▶
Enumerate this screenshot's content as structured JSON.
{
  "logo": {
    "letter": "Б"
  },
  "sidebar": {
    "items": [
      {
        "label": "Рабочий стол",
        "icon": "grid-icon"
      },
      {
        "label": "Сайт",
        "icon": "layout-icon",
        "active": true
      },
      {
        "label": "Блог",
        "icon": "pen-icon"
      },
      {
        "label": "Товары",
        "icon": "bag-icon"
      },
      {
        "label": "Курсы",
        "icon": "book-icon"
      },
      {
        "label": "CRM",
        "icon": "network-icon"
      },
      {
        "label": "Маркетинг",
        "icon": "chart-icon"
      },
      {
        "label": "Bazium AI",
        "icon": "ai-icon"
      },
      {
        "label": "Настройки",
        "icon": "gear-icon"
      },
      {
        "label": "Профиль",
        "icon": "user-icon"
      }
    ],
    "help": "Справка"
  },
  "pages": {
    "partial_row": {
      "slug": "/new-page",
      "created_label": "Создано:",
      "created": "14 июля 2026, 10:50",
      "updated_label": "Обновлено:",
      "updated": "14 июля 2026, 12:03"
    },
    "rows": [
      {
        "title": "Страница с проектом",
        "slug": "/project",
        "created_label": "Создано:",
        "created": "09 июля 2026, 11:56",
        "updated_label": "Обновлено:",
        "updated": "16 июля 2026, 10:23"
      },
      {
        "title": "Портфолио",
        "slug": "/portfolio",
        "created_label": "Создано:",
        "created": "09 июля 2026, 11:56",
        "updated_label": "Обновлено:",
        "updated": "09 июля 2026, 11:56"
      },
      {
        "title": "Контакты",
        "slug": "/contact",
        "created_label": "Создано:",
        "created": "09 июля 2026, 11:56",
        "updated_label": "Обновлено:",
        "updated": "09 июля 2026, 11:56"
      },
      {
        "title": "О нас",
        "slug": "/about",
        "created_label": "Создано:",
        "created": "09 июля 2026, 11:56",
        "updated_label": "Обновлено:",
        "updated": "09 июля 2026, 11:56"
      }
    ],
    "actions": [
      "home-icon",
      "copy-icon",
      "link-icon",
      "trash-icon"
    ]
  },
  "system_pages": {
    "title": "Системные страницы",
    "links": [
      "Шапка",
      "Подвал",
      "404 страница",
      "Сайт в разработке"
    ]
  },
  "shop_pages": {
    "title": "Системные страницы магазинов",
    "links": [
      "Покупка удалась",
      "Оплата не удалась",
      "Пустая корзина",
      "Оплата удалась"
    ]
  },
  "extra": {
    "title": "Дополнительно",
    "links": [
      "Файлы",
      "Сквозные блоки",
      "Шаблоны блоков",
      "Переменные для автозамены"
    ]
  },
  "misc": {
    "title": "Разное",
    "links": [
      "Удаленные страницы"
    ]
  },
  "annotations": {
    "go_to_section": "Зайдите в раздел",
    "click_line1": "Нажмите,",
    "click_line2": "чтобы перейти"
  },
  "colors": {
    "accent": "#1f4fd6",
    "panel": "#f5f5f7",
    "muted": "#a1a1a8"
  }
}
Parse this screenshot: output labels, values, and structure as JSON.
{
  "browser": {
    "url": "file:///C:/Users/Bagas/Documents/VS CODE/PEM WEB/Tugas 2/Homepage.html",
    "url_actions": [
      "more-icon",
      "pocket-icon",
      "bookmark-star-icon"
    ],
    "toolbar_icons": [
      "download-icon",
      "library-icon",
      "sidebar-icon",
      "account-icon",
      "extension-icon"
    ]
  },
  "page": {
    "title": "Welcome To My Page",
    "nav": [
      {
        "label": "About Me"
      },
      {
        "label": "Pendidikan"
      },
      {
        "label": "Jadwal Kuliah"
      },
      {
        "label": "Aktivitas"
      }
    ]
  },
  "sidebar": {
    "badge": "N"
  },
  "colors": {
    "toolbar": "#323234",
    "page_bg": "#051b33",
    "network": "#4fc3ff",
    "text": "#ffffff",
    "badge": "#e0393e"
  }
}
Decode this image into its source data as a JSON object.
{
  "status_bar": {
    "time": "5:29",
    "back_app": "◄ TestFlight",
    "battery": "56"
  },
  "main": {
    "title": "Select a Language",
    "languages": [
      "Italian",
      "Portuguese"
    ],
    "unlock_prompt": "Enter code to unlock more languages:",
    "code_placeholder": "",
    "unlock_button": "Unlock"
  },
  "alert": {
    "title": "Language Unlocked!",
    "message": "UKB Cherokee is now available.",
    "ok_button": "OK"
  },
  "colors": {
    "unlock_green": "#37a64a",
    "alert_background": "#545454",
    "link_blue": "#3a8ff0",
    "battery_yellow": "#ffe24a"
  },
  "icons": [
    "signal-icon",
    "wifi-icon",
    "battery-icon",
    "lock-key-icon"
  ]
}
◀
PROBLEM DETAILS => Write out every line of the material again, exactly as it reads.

ANSWER TO THE PROBLEM =>
Enumerate this screenshot's content as structured JSON.
{
  "logo": {
    "letter": "Б"
  },
  "sidebar": {
    "items": [
      {
        "label": "Рабочий стол",
        "icon": "grid-icon"
      },
      {
        "label": "Сайт",
        "icon": "layout-icon",
        "active": true
      },
      {
        "label": "Блог",
        "icon": "pen-icon"
      },
      {
        "label": "Товары",
        "icon": "bag-icon"
      },
      {
        "label": "Курсы",
        "icon": "book-icon"
      },
      {
        "label": "CRM",
        "icon": "network-icon"
      },
      {
        "label": "Маркетинг",
        "icon": "chart-icon"
      },
      {
        "label": "Bazium AI",
        "icon": "ai-icon"
      },
      {
        "label": "Настройки",
        "icon": "gear-icon"
      },
      {
        "label": "Профиль",
        "icon": "user-icon"
      }
    ],
    "help": "Справка"
  },
  "pages": {
    "partial_row": {
      "slug": "/new-page",
      "created_label": "Создано:",
      "created": "14 июля 2026, 10:50",
      "updated_label": "Обновлено:",
      "updated": "14 июля 2026, 12:03"
    },
    "rows": [
      {
        "title": "Страница с проектом",
        "slug": "/project",
        "created_label": "Создано:",
        "created": "09 июля 2026, 11:56",
        "updated_label": "Обновлено:",
        "updated": "16 июля 2026, 10:23"
      },
      {
        "title": "Портфолио",
        "slug": "/portfolio",
        "created_label": "Создано:",
        "created": "09 июля 2026, 11:56",
        "updated_label": "Обновлено:",
        "updated": "09 июля 2026, 11:56"
      },
      {
        "title": "Контакты",
        "slug": "/contact",
        "created_label": "Создано:",
        "created": "09 июля 2026, 11:56",
        "updated_label": "Обновлено:",
        "updated": "09 июля 2026, 11:56"
      },
      {
        "title": "О нас",
        "slug": "/about",
        "created_label": "Создано:",
        "created": "09 июля 2026, 11:56",
        "updated_label": "Обновлено:",
        "updated": "09 июля 2026, 11:56"
      }
    ],
    "actions": [
      "home-icon",
      "copy-icon",
      "link-icon",
      "trash-icon"
    ]
  },
  "system_pages": {
    "title": "Системные страницы",
    "links": [
      "Шапка",
      "Подвал",
      "404 страница",
      "Сайт в разработке"
    ]
  },
  "shop_pages": {
    "title": "Системные страницы магазинов",
    "links": [
      "Покупка удалась",
      "Оплата не удалась",
      "Пустая корзина",
      "Оплата удалась"
    ]
  },
  "extra": {
    "title": "Дополнительно",
    "links": [
      "Файлы",
      "Сквозные блоки",
      "Шаблоны блоков",
      "Переменные для автозамены"
    ]
  },
  "misc": {
    "title": "Разное",
    "links": [
      "Удаленные страницы"
    ]
  },
  "annotations": {
    "go_to_section": "Зайдите в раздел",
    "click_line1": "Нажмите,",
    "click_line2": "чтобы перейти"
  },
  "colors": {
    "accent": "#1f4fd6",
    "panel": "#f5f5f7",
    "muted": "#a1a1a8"
  }
}
Parse this screenshot: output labels, values, and structure as JSON.
{
  "browser": {
    "url": "file:///C:/Users/Bagas/Documents/VS CODE/PEM WEB/Tugas 2/Homepage.html",
    "url_actions": [
      "more-icon",
      "pocket-icon",
      "bookmark-star-icon"
    ],
    "toolbar_icons": [
      "download-icon",
      "library-icon",
      "sidebar-icon",
      "account-icon",
      "extension-icon"
    ]
  },
  "page": {
    "title": "Welcome To My Page",
    "nav": [
      {
        "label": "About Me"
      },
      {
        "label": "Pendidikan"
      },
      {
        "label": "Jadwal Kuliah"
      },
      {
        "label": "Aktivitas"
      }
    ]
  },
  "sidebar": {
    "badge": "N"
  },
  "colors": {
    "toolbar": "#323234",
    "page_bg": "#051b33",
    "network": "#4fc3ff",
    "text": "#ffffff",
    "badge": "#e0393e"
  }
}
Decode this image into its source data as a JSON object.
{
  "status_bar": {
    "time": "5:29",
    "back_app": "◄ TestFlight",
    "battery": "56"
  },
  "main": {
    "title": "Select a Language",
    "languages": [
      "Italian",
      "Portuguese"
    ],
    "unlock_prompt": "Enter code to unlock more languages:",
    "code_placeholder": "",
    "unlock_button": "Unlock"
  },
  "alert": {
    "title": "Language Unlocked!",
    "message": "UKB Cherokee is now available.",
    "ok_button": "OK"
  },
  "colors": {
    "unlock_green": "#37a64a",
    "alert_background": "#545454",
    "link_blue": "#3a8ff0",
    "battery_yellow": "#ffe24a"
  },
  "icons": [
    "signal-icon",
    "wifi-icon",
    "battery-icon",
    "lock-key-icon"
  ]
}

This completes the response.